Some leftovers from today’s reports on the Deal-Barnes fight over the votes of women, from the Associated Press:
On the domestic violence front, the Barnes camp unearthed Deal’s 1981 vote against a family violence bill that would have given police power to arrest a spouse in their home without a warrant in domestic violence cases.
In a Feb. 2, 1981 article in the Gainesville Times, Deal said the measure would place an unreasonable workload on superior court judges while also handing police far-reaching arrest powers. Senate records also show that Deal was the lone no vote against a 1988 domestic violence bill that would have streamlined the process to seek petition seeking relief from family violence.
And he was the lone Georgia lawmaker, according to legislative records, to oppose another 1988 bill that would have broadened the definition of family violence.
Deal’s camp did not address the votes directly bit instead pointed to his backing, while in Congress, for the U.S. Justice Department Reauthorization Act of 2005 that increased annual funding for a federal law to combat domestic violence from $185 million per year to $225 million per year.
On Monday, we noted Republican nominee for governor Nathan Deal’s roll-out of new points to his transportation platform, which included an east-west connector south of Atlanta. Rather than north, where the traffic is.
An astute Insider reader opined that this might be a fresh push for a Macon to LaGrange link for the Kia plant. To allow parts for the plant to flow through Savannah, rather than have cargo vessels sail the horn around Florida to Alabama ports.
Wheels are turning on the African-American GOTV machine.
The Insider was in Athens on Monday, addressing a group of future political consultants, and was informed that a local gospel radio station, aimed at African-Americans, was playing an ad that featured former Atlanta mayor Shirley Franklin, urging listeners to vote.
That meshes with a statewide robo-call from President Barack Obama, which hit many households Sunday evening.
And we’re told that Tharon Johnson, a political strategist who helped Atlanta Mayor Kasim Reed squeeze out a win last year, has also turned his attention to Nov. 2 turnout issues.
Finally, U.S. Rep. John Lewis, D-Atlanta, launches his first radio ad this morning. Print does not do justice to the enthusiasm that the congressman musters for this:
This is Congressman John Lewis. It’s time to vote. We’ve come so far, we cannot go back. I’ve brought back millions for schools, for teachers and roads and trains. I’ve cut taxes for small business. I’ve fought for Social Security and Medicare. I’ve protected the air we breathe and the water we drink. I’ve always voted for what is right, what is fair and what is just. I’ve voted my conscience. I voted for you. Now I need you to vote for me. I’m John Lewis. I’m running for Congress….
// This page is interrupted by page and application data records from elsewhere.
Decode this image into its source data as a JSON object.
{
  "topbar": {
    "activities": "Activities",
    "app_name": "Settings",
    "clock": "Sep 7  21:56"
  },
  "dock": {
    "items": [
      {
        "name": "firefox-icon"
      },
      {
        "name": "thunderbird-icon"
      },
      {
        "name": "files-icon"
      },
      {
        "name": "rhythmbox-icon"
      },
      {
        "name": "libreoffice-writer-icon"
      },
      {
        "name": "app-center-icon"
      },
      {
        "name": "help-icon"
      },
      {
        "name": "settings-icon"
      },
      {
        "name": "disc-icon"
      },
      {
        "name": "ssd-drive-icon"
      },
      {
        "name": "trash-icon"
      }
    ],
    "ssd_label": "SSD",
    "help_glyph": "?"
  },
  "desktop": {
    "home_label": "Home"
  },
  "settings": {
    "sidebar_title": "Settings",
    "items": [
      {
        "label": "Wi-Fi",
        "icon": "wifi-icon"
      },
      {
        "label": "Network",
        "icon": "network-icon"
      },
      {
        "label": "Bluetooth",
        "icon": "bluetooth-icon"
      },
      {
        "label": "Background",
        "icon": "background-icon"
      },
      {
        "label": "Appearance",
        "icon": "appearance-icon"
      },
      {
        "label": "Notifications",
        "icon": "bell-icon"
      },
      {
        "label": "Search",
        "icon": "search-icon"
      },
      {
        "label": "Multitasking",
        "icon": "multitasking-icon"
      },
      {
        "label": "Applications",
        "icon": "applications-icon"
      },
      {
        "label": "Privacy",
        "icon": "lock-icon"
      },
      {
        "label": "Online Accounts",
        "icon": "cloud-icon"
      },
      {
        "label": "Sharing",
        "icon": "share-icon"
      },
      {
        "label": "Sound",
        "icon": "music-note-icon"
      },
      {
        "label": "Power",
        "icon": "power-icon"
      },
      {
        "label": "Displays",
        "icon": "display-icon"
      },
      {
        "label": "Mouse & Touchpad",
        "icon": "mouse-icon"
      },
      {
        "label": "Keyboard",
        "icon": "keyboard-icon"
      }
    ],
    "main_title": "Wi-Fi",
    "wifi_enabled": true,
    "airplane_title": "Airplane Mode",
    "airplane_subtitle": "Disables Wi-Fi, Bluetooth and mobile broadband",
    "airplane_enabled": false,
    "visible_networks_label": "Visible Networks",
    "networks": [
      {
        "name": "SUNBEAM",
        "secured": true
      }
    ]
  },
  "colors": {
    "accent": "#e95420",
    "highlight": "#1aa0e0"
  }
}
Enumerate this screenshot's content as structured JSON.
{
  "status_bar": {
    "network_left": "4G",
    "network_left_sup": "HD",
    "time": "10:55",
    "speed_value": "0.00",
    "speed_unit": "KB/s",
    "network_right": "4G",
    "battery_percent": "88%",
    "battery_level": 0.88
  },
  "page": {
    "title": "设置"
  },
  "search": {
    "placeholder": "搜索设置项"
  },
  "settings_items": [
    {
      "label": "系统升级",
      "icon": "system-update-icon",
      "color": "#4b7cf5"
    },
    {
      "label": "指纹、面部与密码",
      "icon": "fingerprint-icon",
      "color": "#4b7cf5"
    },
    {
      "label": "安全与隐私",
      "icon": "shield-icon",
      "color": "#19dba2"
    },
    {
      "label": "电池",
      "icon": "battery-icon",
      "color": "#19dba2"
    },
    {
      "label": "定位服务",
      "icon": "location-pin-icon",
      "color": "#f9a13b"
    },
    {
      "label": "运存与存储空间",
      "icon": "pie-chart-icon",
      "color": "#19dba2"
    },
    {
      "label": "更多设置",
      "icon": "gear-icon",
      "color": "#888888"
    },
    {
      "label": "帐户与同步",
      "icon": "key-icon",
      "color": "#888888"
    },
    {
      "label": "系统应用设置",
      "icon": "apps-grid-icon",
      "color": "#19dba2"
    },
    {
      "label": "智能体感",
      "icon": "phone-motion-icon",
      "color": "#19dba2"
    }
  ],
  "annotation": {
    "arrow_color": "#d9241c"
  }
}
With very little money to run against a Republican Johnny Isakson who’s showing no cracks, Michael Thurmond, the Democratic nominee for U.S. Senate, is running an earned media campaign.
He’s sent out links to this laudatory piece by ABC News on his acclaimed Georgia Work$ program, from earlier this month:
On Wednesday, Thurmond will hope to pick up some Washington press with an address to labor commissioners across the country on the same topic.
Democratic nominee for attorney general Ken Hodges was at the state Capitol on Monday to announce that he’s got the bipartisan support of 33 of the state’s 49 district attorneys.
Carol Porter, the Democratic nominee for lieutenant governor, is out this morning with her second TV ad, which calls for “ethical leadership,” but does not raise the name of her rival, Republican incumbent Casey Cagle: